[Exercise]
Go through the records below and report each line with "type" in it.

Data about app and page elements

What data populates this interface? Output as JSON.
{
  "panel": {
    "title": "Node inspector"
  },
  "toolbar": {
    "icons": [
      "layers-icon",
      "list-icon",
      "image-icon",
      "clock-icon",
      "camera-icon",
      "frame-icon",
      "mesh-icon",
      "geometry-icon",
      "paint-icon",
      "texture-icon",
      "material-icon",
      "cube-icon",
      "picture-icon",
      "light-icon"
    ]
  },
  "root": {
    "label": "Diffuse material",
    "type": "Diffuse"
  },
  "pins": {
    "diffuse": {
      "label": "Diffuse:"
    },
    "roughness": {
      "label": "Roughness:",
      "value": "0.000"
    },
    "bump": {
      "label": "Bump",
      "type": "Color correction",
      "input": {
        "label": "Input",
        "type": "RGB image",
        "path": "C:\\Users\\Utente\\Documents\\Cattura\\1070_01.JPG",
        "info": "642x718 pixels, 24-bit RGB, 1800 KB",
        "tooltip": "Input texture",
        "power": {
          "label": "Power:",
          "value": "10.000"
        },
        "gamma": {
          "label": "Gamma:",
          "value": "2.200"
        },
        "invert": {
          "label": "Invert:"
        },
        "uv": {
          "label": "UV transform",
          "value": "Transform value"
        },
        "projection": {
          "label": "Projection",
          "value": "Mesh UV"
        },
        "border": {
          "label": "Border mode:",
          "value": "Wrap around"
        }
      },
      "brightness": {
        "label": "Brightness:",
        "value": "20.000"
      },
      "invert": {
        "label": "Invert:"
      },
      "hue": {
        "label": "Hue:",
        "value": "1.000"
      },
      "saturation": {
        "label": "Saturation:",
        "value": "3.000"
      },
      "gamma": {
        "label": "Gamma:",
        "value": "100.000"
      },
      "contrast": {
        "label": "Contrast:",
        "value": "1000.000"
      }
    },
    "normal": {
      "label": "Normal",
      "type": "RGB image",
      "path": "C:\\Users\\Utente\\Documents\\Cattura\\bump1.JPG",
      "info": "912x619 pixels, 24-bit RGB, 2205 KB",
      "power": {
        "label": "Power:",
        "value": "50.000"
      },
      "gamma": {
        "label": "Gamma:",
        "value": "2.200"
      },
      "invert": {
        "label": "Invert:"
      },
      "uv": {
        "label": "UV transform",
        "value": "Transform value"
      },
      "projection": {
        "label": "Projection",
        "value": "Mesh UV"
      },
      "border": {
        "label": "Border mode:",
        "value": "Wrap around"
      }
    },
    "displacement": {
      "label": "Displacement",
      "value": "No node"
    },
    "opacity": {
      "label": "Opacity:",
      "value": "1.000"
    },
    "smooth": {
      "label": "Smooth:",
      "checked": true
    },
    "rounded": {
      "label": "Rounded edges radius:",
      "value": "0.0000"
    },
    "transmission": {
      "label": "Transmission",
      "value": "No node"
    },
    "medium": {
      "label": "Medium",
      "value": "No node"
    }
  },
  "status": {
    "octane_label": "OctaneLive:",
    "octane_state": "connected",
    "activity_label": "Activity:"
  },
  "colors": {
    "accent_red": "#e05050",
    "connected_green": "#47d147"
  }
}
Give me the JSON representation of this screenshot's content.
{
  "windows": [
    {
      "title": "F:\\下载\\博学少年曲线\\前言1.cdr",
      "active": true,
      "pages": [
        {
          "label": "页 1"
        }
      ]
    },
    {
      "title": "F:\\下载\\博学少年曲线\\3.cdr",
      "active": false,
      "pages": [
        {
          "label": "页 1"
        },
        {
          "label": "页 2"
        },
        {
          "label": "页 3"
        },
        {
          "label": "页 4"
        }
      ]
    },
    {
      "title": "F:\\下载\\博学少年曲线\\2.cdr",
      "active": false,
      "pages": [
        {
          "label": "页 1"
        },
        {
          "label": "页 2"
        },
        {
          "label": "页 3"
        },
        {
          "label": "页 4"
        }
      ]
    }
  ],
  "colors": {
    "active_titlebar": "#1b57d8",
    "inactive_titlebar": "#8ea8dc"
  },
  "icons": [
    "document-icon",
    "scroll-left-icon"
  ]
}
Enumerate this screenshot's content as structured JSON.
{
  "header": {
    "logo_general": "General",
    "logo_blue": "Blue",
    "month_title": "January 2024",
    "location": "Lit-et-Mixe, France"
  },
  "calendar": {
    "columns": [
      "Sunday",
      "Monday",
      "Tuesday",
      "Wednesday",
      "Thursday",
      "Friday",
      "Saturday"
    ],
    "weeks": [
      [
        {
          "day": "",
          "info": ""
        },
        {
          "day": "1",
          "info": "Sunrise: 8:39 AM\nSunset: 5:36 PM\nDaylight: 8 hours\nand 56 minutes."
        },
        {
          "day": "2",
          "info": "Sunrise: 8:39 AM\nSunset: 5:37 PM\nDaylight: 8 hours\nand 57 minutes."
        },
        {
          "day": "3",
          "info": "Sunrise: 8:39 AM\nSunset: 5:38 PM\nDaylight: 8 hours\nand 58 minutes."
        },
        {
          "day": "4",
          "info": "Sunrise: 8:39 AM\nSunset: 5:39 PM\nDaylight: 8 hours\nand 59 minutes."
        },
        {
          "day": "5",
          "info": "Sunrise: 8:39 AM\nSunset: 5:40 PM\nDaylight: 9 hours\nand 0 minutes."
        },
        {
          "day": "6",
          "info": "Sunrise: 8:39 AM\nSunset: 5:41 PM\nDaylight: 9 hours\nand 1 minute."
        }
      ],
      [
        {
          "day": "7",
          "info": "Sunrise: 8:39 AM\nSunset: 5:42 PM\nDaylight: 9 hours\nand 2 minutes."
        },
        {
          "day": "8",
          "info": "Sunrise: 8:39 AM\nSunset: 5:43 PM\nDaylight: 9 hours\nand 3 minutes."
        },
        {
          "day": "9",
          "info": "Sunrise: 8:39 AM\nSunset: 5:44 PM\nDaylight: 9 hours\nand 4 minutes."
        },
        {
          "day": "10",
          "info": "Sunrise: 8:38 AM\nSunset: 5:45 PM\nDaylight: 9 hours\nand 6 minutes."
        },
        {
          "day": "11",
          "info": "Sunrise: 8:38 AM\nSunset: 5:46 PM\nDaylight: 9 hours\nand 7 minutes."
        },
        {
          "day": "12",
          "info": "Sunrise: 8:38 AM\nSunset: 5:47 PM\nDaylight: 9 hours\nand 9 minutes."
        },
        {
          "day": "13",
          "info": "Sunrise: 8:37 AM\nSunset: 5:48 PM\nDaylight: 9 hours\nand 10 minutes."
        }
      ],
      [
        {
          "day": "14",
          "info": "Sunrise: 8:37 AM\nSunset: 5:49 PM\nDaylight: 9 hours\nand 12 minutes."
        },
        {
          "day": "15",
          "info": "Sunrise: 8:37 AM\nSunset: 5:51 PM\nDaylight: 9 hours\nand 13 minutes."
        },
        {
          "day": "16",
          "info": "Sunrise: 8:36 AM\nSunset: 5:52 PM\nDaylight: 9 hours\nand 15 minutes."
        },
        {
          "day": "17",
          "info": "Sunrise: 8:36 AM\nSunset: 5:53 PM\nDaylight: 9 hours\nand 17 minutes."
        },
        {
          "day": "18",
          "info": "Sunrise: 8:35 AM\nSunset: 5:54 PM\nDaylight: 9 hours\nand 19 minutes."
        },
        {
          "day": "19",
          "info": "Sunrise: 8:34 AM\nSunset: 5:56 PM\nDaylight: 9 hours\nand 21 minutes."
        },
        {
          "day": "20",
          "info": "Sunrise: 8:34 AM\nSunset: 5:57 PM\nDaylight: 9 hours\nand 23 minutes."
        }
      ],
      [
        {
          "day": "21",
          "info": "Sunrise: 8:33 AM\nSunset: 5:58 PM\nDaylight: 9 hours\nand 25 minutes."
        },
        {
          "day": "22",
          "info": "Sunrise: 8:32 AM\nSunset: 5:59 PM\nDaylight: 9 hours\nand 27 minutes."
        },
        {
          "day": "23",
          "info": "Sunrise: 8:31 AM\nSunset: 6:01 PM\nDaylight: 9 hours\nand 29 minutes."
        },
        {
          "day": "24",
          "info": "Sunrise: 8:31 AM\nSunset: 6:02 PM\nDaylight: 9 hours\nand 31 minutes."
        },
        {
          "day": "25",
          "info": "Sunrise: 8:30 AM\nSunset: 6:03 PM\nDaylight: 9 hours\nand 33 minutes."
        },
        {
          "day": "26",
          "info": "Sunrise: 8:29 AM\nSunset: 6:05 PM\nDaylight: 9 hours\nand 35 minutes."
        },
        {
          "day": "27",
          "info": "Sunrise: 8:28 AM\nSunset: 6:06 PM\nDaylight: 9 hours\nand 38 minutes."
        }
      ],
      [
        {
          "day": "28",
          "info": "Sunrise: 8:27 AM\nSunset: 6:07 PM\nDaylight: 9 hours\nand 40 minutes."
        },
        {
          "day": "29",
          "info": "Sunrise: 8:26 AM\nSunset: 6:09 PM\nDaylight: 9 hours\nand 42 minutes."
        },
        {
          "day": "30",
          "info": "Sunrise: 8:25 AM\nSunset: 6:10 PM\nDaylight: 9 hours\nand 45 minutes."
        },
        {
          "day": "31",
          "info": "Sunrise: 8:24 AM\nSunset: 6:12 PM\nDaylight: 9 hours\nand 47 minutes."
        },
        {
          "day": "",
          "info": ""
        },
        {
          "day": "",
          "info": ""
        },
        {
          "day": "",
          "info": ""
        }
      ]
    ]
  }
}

[Written response]
    "type": "Diffuse"
      "type": "Color correction",
        "type": "RGB image",
      "type": "RGB image",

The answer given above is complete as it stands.